The Park Service advertised for the project and solicited bids, DeMarr said. Samples were then judged on the basis of letter depth, quality of carving and what DeMarr described as “artistry in the carving itself.”
Del Gallo’s next big project locally will be the Manassas Veterans Memorial scheduled to be unveiled in November.
Before the King project, Del Gallo had competed with other stone carvers in the area for various commissions in Washington and had slowly built a reputation with his performance on smaller jobs.
Born and raised in Arlington and a graduate of Washington & Lee High School, Del Gallo started out in Washington, D.C., with Dutchman carvings on the Treasury Building, a memorial for the late Treasury Secretary Henry H. Fowler, lettering on the D.C. Convention Center, the State Department and the Basilica of the National Shrine of the Immaculate Conception. He also did extensive lettering work on memorials for World War II veterans at Arlington National Cemetery for more than 10 years.
His business originally started out in Falls Church in 1998, operated out of the back of a truck. It was 2? years later that he opened up shop in Manassas.

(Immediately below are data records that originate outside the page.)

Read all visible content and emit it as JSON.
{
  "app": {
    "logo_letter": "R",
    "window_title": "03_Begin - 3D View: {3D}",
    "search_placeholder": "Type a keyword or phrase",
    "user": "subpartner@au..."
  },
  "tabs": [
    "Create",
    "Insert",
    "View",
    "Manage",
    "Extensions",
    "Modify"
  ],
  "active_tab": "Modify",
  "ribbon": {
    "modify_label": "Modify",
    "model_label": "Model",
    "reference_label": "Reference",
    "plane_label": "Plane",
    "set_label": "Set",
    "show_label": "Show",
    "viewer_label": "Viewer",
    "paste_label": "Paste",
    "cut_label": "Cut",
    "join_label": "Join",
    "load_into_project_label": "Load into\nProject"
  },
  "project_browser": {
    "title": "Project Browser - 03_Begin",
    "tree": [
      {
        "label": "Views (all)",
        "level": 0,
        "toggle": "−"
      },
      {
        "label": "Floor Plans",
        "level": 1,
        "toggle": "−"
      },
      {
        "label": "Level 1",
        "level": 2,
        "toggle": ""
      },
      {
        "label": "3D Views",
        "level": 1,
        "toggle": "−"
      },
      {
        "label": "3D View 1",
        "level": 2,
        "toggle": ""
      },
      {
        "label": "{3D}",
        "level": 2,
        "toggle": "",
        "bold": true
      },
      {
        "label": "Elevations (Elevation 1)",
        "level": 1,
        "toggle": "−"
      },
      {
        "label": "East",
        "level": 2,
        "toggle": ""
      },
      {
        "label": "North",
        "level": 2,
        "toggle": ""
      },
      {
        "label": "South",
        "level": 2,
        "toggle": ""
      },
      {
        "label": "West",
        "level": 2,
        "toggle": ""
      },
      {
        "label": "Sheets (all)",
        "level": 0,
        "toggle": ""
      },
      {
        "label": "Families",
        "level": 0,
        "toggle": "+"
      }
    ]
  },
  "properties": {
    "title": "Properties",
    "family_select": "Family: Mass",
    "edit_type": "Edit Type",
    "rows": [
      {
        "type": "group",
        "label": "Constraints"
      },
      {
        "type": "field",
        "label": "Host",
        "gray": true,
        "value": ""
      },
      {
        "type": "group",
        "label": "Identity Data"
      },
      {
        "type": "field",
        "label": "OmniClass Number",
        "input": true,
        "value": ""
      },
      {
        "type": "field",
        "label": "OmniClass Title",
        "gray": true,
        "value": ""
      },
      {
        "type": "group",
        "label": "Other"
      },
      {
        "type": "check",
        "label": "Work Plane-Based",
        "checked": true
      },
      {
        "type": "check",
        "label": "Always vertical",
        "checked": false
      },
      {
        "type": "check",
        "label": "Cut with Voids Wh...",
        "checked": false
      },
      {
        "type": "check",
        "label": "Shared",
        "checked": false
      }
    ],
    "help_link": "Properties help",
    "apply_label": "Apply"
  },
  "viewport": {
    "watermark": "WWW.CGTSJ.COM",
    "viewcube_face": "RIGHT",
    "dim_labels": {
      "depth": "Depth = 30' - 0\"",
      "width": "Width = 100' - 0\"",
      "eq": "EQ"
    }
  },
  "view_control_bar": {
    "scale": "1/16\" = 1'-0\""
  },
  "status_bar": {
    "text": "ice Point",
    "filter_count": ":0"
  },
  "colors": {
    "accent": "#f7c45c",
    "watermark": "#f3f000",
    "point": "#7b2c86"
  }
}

In 2001, Del Gallo won the commission to carve the George Mason Memorial, located south of the Jefferson Memorial along the Tidal Basin, after another carver had already been awarded the job. Del Gallo sent in a sample of work and convinced the Park Service to consider his bid.
The commission for the King memorial came shortly after Del Gallo lost a bid for the World War II Memorial currently under construction on the Mall.
Using a vinyl stencil to prevent his guides from washing away in the event of rain, and sheltered from the hot July sun by a blue tent, Del Gallo spent 40 hours carving the original lettering that had been designed specifically for the King project. The lettering was modeled after a typeface Del Gallo used to carve the lettering on the George Mason Memorial.
The design of original typefaces and hand-carved ornamentation are two old techniques that Del Gallo touted as a key characteristic of his work. In a time when many memorials and monuments are painted to look carved, Del Gallo prides himself on his mastery of older artistic touches including an emphasis on meaningful symbolism and ornamentation, techniques such as bluing that permanently makes lettering look darker without the help of paint, and an approach to business that engages the client.
Working on the King memorial gave Del Gallo the opportunity to interact with many people who stopped to watch him work. He said it was “one of the most memorable things in my life,” and said many people took time to share their stories about King with him.
“That’s what I love about lettering; I don’t know what it is, but people love to see someone working on stone,” Del Gallo said. “Stone art just rings of permanence and history.”
Despite all the attention while he was working, Del Gallo said his time in the spotlight faded quickly once the tent and cones were removed when a few visitors walked right over the inscription.